- If possible and expedient you should avoid using your knife for things other than cutting and always endeavor to have the right tool for the right job. A multi-tool is your best friend for many of the things listed above. Sure, there was a time when using a knife to do most of these things was normal, but protecting the blade by not abusing it for as long as you can. Also, keep in mind you might void the warranty if you use it in a way that wasn’t intended!
- Always keep your knife sharp! If you don’t, you might spend a lot of energy to do some of these things and the risk of accident and injury climbs in direct proportion to the dullness of the knife; using more force to do the same task means that a slip or fumble is more likely!
- If you’re out into the wild and you don’t even have a knife, use a sharp stone to replace it. Anything with a sharp edge can serve as a knife in a pinch.
- Consider having more than one knife. A larger, sturdier blade for heavy-duty chores and a smaller “support” blade for delicate tasks. A fillet knife for skinning, a folding knife for self-defense, and even a larger knife for processing wood and skinning bigger animals such as deer.
There is almost no problem that cannot be solved, at least partially, with nothing more than a good knife.
Ask any experienced prepper what tool they are completely unwilling to go without and chances are good it will be their trusty knife.
Give this list of tasks that a knife can accomplish a good look and you are certain to come away with a few new tricks.
My dad was military.
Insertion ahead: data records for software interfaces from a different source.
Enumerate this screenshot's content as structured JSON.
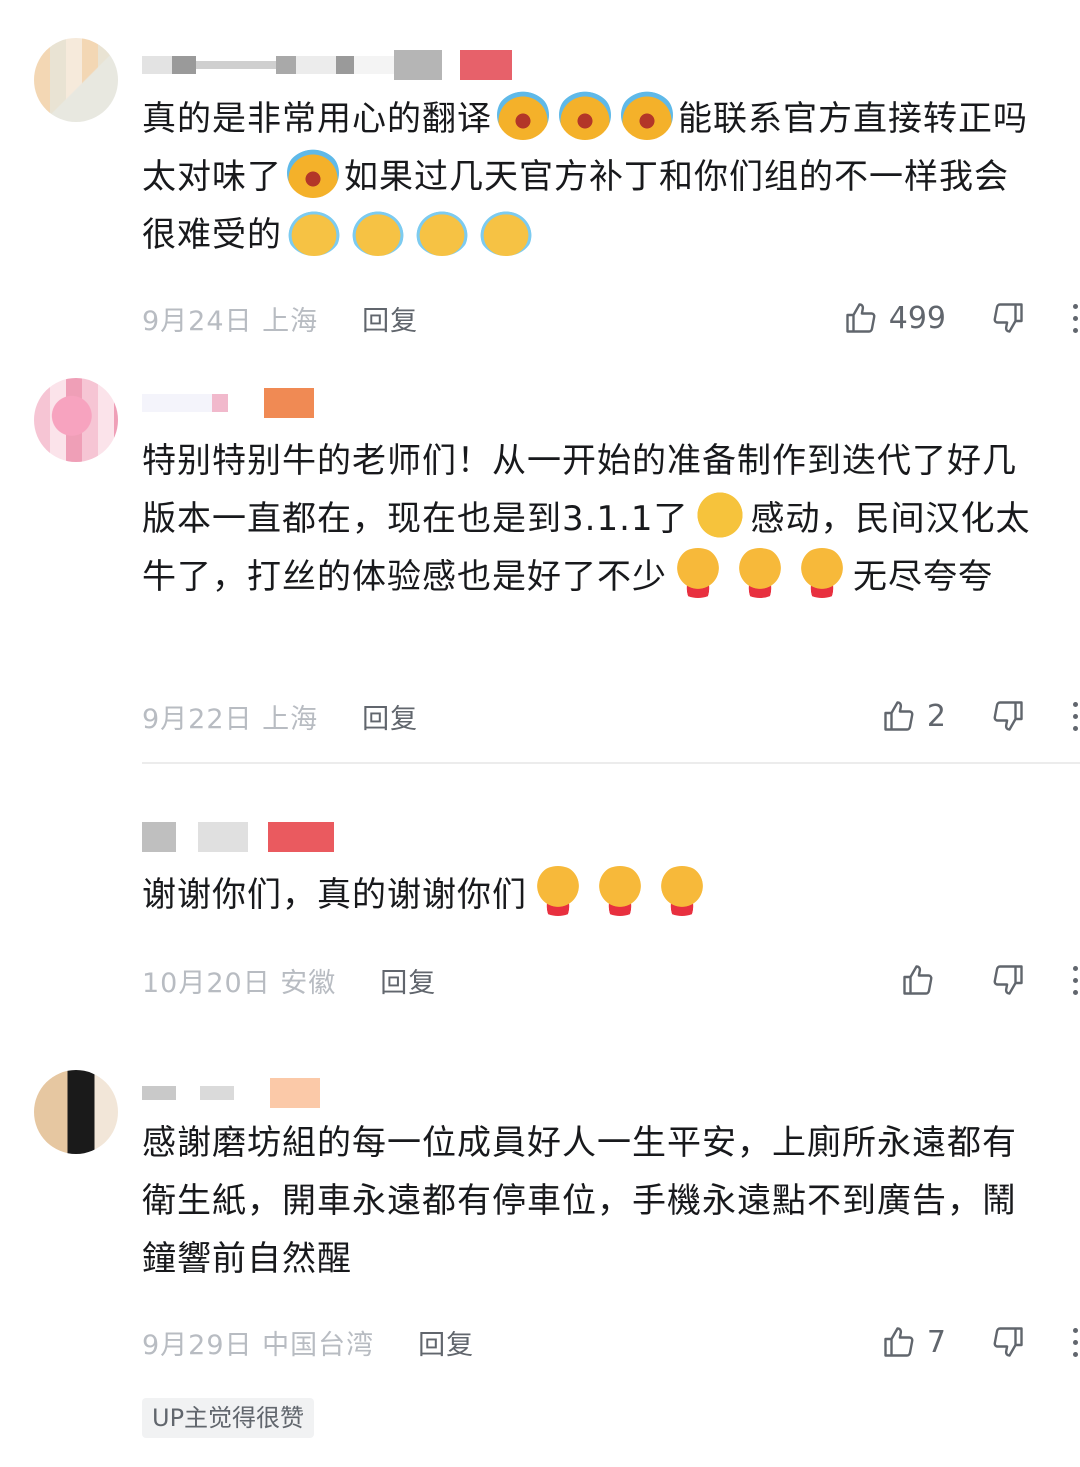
{
  "comments": [
    {
      "text_parts": [
        "真的是非常用心的翻译",
        "能联系官方直接转正吗太对味了",
        "如果过几天官方补丁和你们组的不一样我会很难受的"
      ],
      "date_location": "9月24日 上海",
      "reply_label": "回复",
      "likes": "499"
    },
    {
      "text_parts": [
        "特别特别牛的老师们！从一开始的准备制作到迭代了好几版本一直都在，现在也是到3.1.1了",
        "感动，民间汉化太牛了，打丝的体验感也是好了不少",
        "无尽夸夸"
      ],
      "date_location": "9月22日 上海",
      "reply_label": "回复",
      "likes": "2"
    },
    {
      "text_parts": [
        "谢谢你们，真的谢谢你们"
      ],
      "date_location": "10月20日 安徽",
      "reply_label": "回复",
      "likes": ""
    },
    {
      "text_parts": [
        "感謝磨坊組的每一位成員好人一生平安，上廁所永遠都有衛生紙，開車永遠都有停車位，手機永遠點不到廣告，鬧鐘響前自然醒"
      ],
      "date_location": "9月29日 中国台湾",
      "reply_label": "回复",
      "likes": "7",
      "badge": "UP主觉得很赞"
    }
  ],
  "icons": {
    "like": "thumbs-up-icon",
    "dislike": "thumbs-down-icon",
    "more": "more-vertical-icon",
    "emoji_cry_big": "loud-crying-emoji",
    "emoji_cry_small": "crying-emoji",
    "emoji_heart_hug": "heart-hug-emoji",
    "emoji_wow": "starry-eyes-emoji"
  },
  "colors": {
    "text": "#18191c",
    "secondary": "#61666d",
    "muted": "#b8bcc2",
    "badge_bg": "#f1f2f3"
  }
}
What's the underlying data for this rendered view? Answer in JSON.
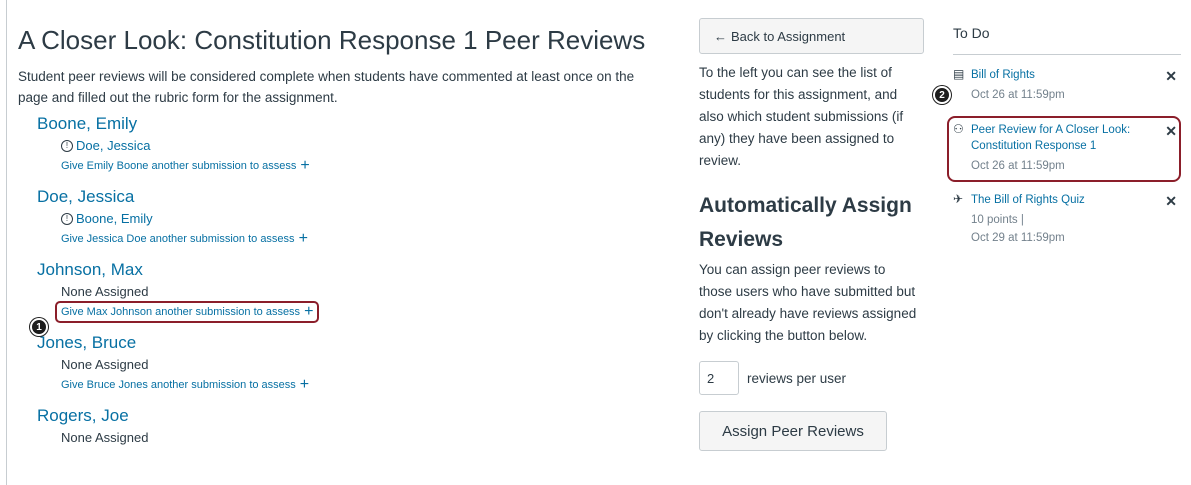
{
  "page": {
    "title": "A Closer Look: Constitution Response 1 Peer Reviews",
    "intro": "Student peer reviews will be considered complete when students have commented at least once on the page and filled out the rubric form for the assignment."
  },
  "students": [
    {
      "name": "Boone, Emily",
      "assigned": "Doe, Jessica",
      "give": "Give Emily Boone another submission to assess"
    },
    {
      "name": "Doe, Jessica",
      "assigned": "Boone, Emily",
      "give": "Give Jessica Doe another submission to assess"
    },
    {
      "name": "Johnson, Max",
      "none": "None Assigned",
      "give": "Give Max Johnson another submission to assess"
    },
    {
      "name": "Jones, Bruce",
      "none": "None Assigned",
      "give": "Give Bruce Jones another submission to assess"
    },
    {
      "name": "Rogers, Joe",
      "none": "None Assigned"
    }
  ],
  "callouts": [
    "1",
    "2"
  ],
  "sidebar": {
    "back_label": "Back to Assignment",
    "help_text": "To the left you can see the list of students for this assignment, and also which student submissions (if any) they have been assigned to review.",
    "auto_title": "Automatically Assign Reviews",
    "auto_text": "You can assign peer reviews to those users who have submitted but don't already have reviews assigned by clicking the button below.",
    "reviews_count": "2",
    "reviews_label": "reviews per user",
    "assign_button": "Assign Peer Reviews"
  },
  "todo": {
    "title": "To Do",
    "items": [
      {
        "title": "Bill of Rights",
        "meta": "Oct 26 at 11:59pm",
        "icon": "document-icon"
      },
      {
        "title": "Peer Review for A Closer Look: Constitution Response 1",
        "meta": "Oct 26 at 11:59pm",
        "icon": "peer-review-icon"
      },
      {
        "title": "The Bill of Rights Quiz",
        "meta_points": "10 points  |",
        "meta": "Oct 29 at 11:59pm",
        "icon": "quiz-icon"
      }
    ]
  },
  "colors": {
    "link": "#0770a3",
    "text": "#2d3b45",
    "highlight": "#8b1e2a"
  }
}
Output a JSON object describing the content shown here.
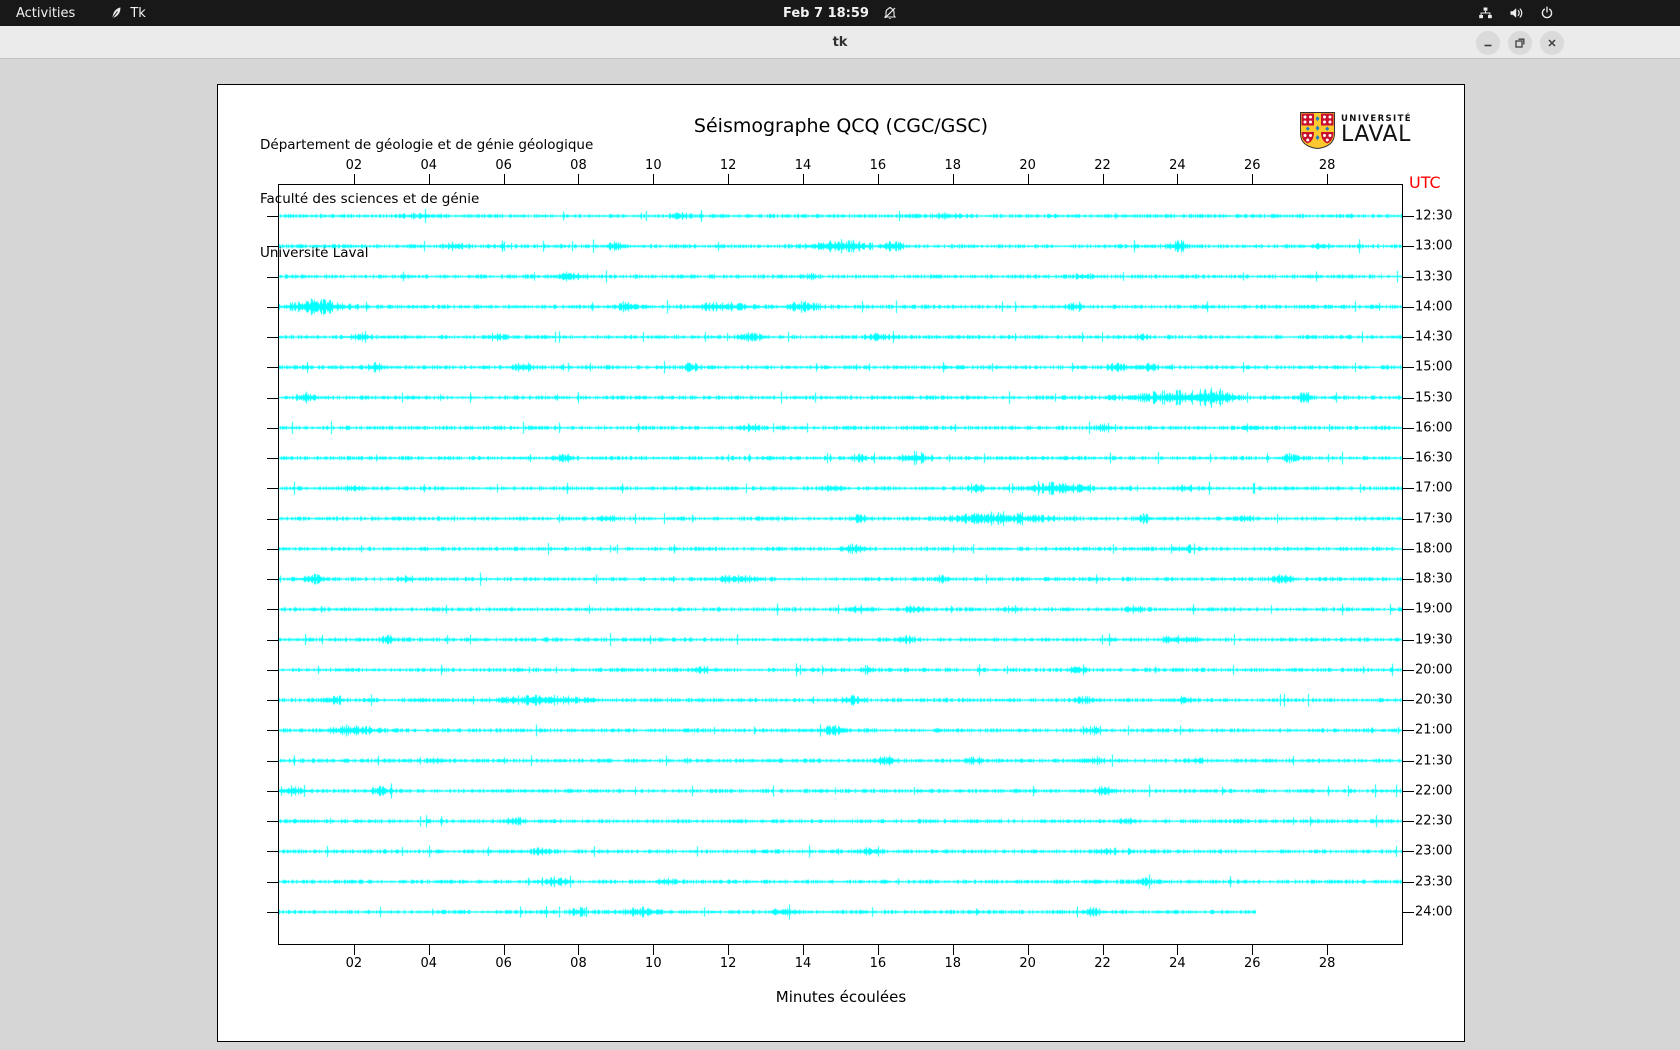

My grandfather was a cop. They served their country well. But I don’t like taking orders. I’m taking matters into my own hands so I’m not just preparing, I’m going to a friggin’ war to provide you the best of the best survival and preparedness content out there.